6. Strain the hot custard using a sieve into a storage container (Tupperware) to remove any egg that may have scrambled. Before placing a lid on the storage container, press a sheet of plastic wrap to the surface of the custard to prevent a “pudding skin” from forming. Put a lid on the container and refrigerate the pudding until cold.
The custard takes at least 3 hours to cool down in the fridge, so I don’t suggest making the puff shells until waiting at least that long. The puffs shells should be fresh from the oven, and the custard filling really cold, before you assemble them.
For the puff shells:
1/2 cup butter
1 cup water
1/4 tsp salt
1 cup flour
3 whole eggs
This recipe makes 20-25 puff shells.
1. Preheat the oven to 425 degrees.
2. Boil 1/2 cup butter and 1 cup of water in a pot over medium heat.
3. In a bowl, sift together 1/4 teaspoons salt and 1 cup flour. When the butter/water mix (from Step 2) boils, stir in the salt/flour mixture until a ball forms. Stop when the mixture’s texture resembles mashed potatoes and remove from heat. Don’t heat too long or else the mixture will begin to break down and start to look very greasy and thin.
4. As soon as the mixture forms a ball and has been taken off the heat, stir in 3 eggs. At first, it will seem as if the mixture will never come together but keep stirring! The mixture will eventually absorb the eggs and become a thick batter.
5. Using a tablespoon as your scooper, place the puff batter by the spoonful onto a baking sheet. Make sure there is at least 1 inch in between each puff because they will expand and puff up in the oven. (I like to turn the oven light on, sit in front of the oven, and watch as they bake and puff up before my eyes. I’ve made this recipe many times but it still looks like magic every time.)
6. Bake 20-25 minutes or until golden brown. Place puffs on a cooling rack.
7. (Optional) When the puffs come out of the oven, poke a small hole into the side of each puff with a chopstick or toothpick to vent the steam. I like to do this because the trapped steam can sometimes make the interior of the puff soggy.
To fill the puffs, you can do one of two things…
If you have a piping bag, great! Poke a hole into the puff and fill that sucker up! If you don’t have a piping bag, you can make one with a Ziploc bag. Take a ziploc bag and fill it with about a tablespoon-full of cold custard. Take a pair of scissors and snip off a tiny corner of the bag. Squeeze the custard into the puff.

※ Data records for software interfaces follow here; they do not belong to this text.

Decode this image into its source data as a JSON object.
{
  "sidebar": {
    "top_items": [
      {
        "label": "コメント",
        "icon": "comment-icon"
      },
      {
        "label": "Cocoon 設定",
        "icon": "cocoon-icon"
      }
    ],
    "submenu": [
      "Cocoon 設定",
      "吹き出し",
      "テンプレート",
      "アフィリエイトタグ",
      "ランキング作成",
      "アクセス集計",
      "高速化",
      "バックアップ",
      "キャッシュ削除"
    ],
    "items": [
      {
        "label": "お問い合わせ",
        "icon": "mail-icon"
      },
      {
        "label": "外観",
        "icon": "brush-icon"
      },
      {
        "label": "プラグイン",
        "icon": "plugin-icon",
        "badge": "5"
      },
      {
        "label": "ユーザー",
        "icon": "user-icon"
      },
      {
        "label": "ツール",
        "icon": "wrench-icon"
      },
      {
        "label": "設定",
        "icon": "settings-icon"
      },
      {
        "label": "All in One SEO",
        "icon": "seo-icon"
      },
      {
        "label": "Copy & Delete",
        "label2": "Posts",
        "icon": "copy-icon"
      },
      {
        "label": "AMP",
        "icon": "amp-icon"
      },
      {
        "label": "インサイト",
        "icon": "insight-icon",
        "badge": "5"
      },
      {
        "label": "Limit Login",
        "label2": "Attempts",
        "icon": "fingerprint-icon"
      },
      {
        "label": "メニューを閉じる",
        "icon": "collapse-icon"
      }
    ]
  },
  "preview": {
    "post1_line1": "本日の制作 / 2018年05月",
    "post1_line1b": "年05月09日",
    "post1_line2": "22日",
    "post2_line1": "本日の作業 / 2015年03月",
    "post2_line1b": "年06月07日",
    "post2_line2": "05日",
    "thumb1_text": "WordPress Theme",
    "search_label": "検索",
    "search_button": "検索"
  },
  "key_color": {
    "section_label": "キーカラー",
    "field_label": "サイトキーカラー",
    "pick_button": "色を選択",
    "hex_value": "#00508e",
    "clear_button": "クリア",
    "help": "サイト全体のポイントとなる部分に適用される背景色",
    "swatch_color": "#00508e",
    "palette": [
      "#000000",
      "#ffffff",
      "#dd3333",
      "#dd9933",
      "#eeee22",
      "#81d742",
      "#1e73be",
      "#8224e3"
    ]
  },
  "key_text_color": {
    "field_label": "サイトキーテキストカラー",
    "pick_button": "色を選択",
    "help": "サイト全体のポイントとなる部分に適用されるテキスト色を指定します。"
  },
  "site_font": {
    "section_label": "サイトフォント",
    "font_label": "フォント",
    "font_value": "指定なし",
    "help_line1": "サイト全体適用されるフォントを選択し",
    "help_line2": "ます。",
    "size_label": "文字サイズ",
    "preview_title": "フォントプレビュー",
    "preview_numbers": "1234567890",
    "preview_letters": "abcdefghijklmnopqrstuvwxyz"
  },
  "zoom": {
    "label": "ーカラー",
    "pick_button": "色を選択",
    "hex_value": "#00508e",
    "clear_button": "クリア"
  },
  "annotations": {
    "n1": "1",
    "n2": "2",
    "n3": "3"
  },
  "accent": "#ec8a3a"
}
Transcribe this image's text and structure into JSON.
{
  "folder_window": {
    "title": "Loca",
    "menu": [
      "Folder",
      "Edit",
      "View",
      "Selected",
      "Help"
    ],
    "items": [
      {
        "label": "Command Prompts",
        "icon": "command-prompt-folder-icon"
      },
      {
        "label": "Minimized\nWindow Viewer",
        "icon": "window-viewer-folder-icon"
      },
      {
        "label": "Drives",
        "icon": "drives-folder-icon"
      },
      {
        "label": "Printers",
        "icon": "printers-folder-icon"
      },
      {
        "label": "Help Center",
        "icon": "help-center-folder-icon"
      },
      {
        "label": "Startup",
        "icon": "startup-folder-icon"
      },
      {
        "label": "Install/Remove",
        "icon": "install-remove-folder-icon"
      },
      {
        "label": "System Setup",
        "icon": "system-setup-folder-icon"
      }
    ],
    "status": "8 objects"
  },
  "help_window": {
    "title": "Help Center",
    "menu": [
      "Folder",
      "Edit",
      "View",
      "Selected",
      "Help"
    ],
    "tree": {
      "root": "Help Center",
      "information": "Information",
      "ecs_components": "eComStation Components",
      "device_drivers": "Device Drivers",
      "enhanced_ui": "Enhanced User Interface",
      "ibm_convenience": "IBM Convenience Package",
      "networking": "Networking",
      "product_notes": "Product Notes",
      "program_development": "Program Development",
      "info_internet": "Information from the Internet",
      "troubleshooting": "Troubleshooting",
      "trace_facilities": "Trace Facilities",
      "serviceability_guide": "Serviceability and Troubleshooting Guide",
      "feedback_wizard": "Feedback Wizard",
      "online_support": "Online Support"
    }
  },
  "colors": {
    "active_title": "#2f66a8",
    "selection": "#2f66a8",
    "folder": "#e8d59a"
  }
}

OR take a pair of kitchen scissors and cut off the top of a puff and fill the interior of the puff with a spoonful of cold custard.
As you can see from my pics, I like to over-fill my puffs. The puff is just the vessel for the cream!
If you want to make them pretty like the Beard Papa’s cream puffs, dust the outside with a bit of powdered sugar. I think they’re tasty enough already without the powdered sugar.
These puffs are best eaten on the day you make them. The puff shells don’t do so well past the first day. They either get really stale if kept out or they get soft if stored in the refrigerator. My family and I can only eat about 10-12 puffs at a sitting, so I like to halve the recipe for the puff shell recipe when I make them.